Following a drought that resulted in major water supply reductions for San Diego County in the early 1990s, the Water Authority and its partners forged an ambitious plan to enhance the region's water supply reliability so the region would never again rely almost entirely on a single source of supply. At the time, the Water Authority relied on the Metropolitan Water District of Southern California for about 95 percent of its water supplies.
The cornerstone of the water supply diversification strategy was the landmark Colorado River Quantification Settlement Agreement of 2003. Three long-term water transfers at the heart the QSA are especially important for the San Diego region -- a 45- to 75-year agreement between the Water Authority and the Imperial Irrigation District that will provide 200,000 acre-feet annually, and two canal-lining projects that are providing San Diego County with approximately 80,000 acre-feet of conserved water annually for 110 years. That water comes from constructing concrete-lined sections of the All-American and Coachella canals in Imperial Valley to conserve water that was previously lost to seepage from earthen canals. Together, Colorado River transfers will account for enough water to serve roughly 560,000 homes when deliveries hit their peak in 2021.

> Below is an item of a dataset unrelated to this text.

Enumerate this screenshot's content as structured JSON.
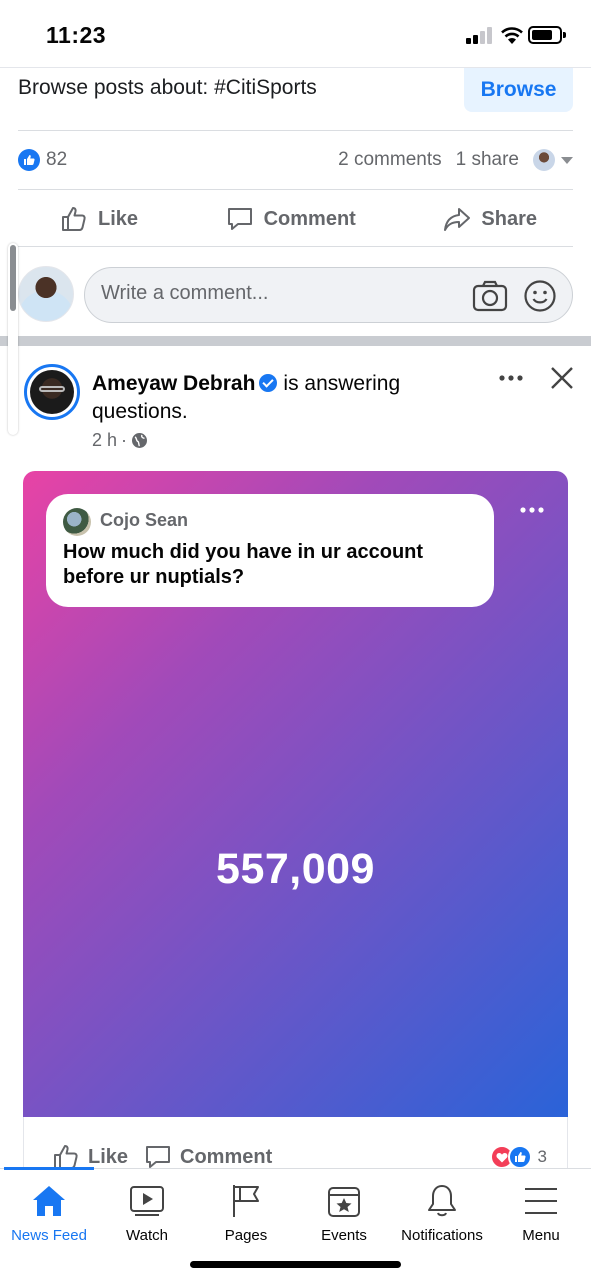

The diversification strategy also includes a $2.8 billion capital improvement program to ensure adequate water treatment and storage capacity and enhance the movement of water around the county. Major components of the plan are nation's tallest dam raise -- at San Vicente Dam -- and the Twin Oaks Valley Water Treatment Plant in north San Diego County, one of the largest advanced submerged membrane treatment facilities in the world.
In addition, the Water Authority is receiving drought-resilient water supplies from the Claude “Bud” Lewis Carlsbad Desalination Plant, the largest seawater desalination plant in the nation. It provides up to 56,000 acre-feet per year under a 30-year contract, providing a long-term, local supply that’s especially valuable when imported water deliveries are reduced.
The Water Authority's efforts have substantially improved the region's water supply reliability and have even become a national model, according to an independent think tank. Today, the Water Authority buys about half of its water from MWD, and that percentage will continue to shrink as new, locally controlled sources come online.